▶ [Problem to solve]: Find how many lines in the entries below carry the word "method" and answer with only that figure.

(Records from a dataset)
◆ ◆ ◆
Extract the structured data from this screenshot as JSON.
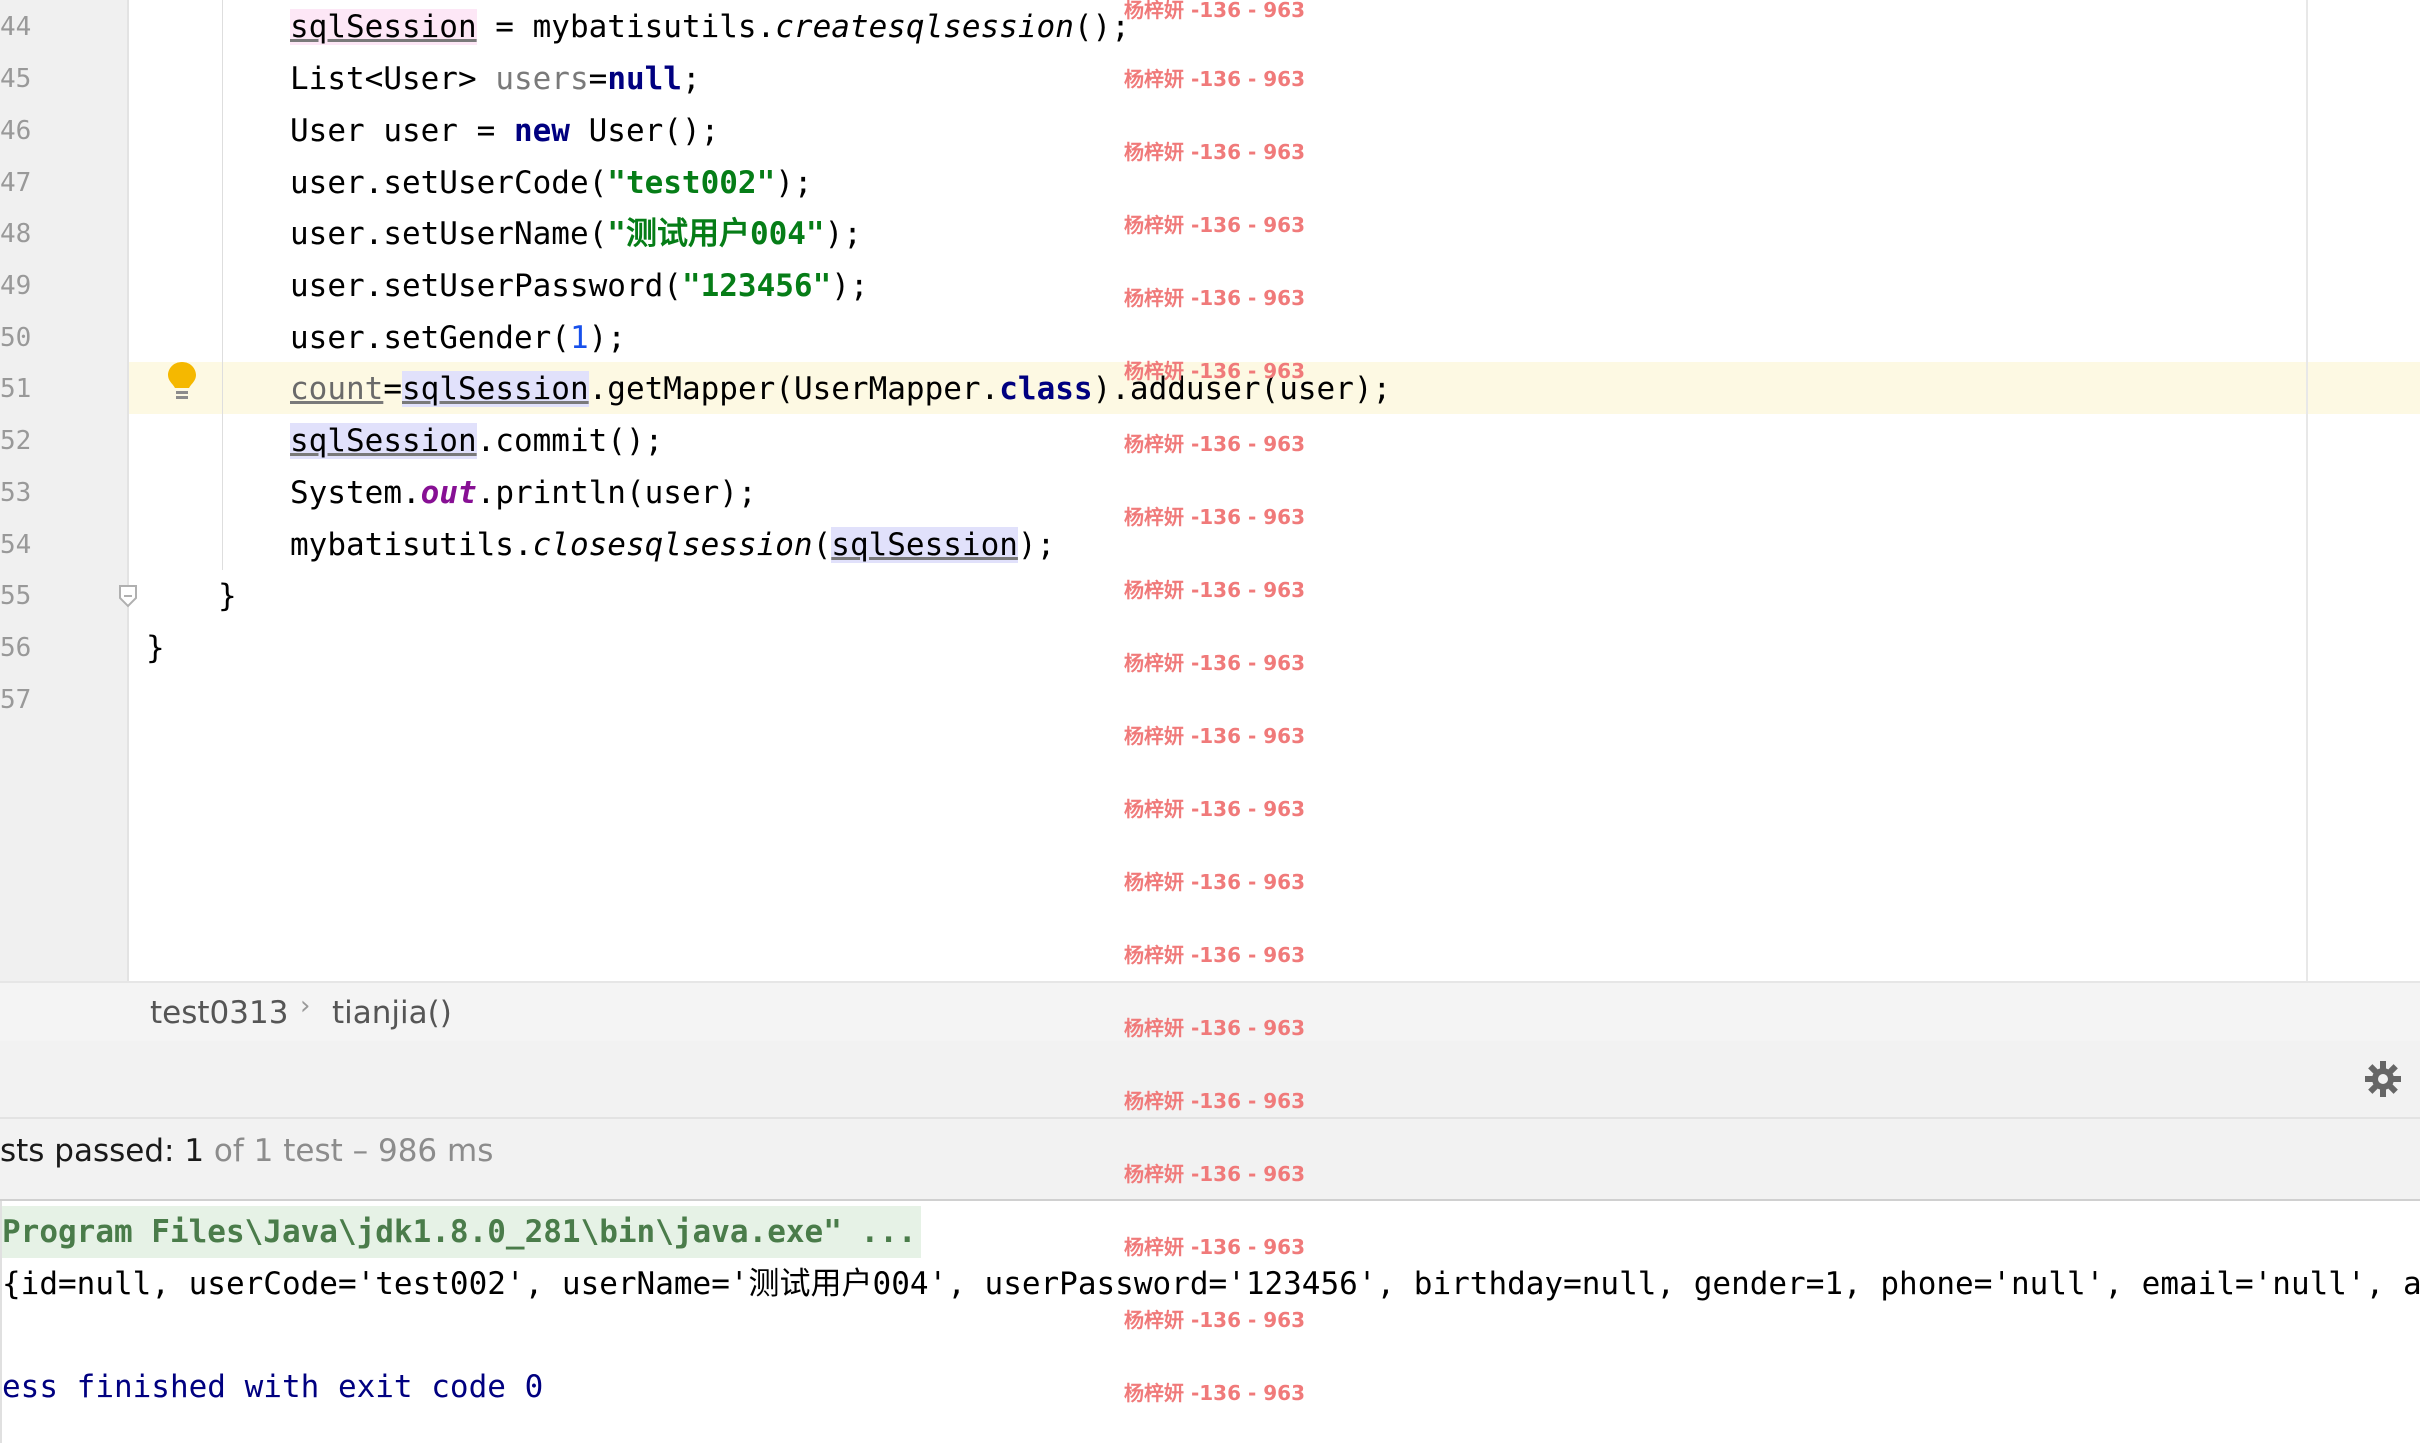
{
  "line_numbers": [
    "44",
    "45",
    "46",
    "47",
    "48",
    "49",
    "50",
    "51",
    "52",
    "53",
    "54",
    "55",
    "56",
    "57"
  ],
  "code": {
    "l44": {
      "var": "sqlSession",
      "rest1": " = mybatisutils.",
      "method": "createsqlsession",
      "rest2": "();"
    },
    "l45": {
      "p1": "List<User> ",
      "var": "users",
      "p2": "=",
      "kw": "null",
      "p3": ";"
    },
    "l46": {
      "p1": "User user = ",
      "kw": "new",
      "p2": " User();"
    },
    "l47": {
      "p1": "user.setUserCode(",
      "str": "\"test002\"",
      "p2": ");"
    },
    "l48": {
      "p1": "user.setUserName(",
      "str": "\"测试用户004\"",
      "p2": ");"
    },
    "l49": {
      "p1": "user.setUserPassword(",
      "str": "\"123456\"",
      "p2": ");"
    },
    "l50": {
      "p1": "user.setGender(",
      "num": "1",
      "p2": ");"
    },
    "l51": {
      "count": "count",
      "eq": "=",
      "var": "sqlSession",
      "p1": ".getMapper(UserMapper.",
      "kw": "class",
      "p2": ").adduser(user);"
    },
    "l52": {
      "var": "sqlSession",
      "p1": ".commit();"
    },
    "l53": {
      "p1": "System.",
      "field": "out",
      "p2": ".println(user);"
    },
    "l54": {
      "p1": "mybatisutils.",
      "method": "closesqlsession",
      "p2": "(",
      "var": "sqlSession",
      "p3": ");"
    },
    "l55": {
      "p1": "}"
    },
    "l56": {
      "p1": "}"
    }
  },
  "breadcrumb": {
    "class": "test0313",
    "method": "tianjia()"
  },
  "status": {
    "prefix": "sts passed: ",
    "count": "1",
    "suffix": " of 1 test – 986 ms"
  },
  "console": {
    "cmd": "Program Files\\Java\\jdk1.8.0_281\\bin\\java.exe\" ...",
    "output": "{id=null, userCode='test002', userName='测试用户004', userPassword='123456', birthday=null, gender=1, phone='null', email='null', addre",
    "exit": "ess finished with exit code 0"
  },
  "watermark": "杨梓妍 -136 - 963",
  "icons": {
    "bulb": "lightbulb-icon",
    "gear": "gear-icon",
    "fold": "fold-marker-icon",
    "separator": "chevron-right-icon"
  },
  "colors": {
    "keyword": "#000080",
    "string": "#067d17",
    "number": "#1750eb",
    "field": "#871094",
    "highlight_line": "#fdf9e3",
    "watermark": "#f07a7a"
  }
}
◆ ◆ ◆
▶ [Answer below]: 3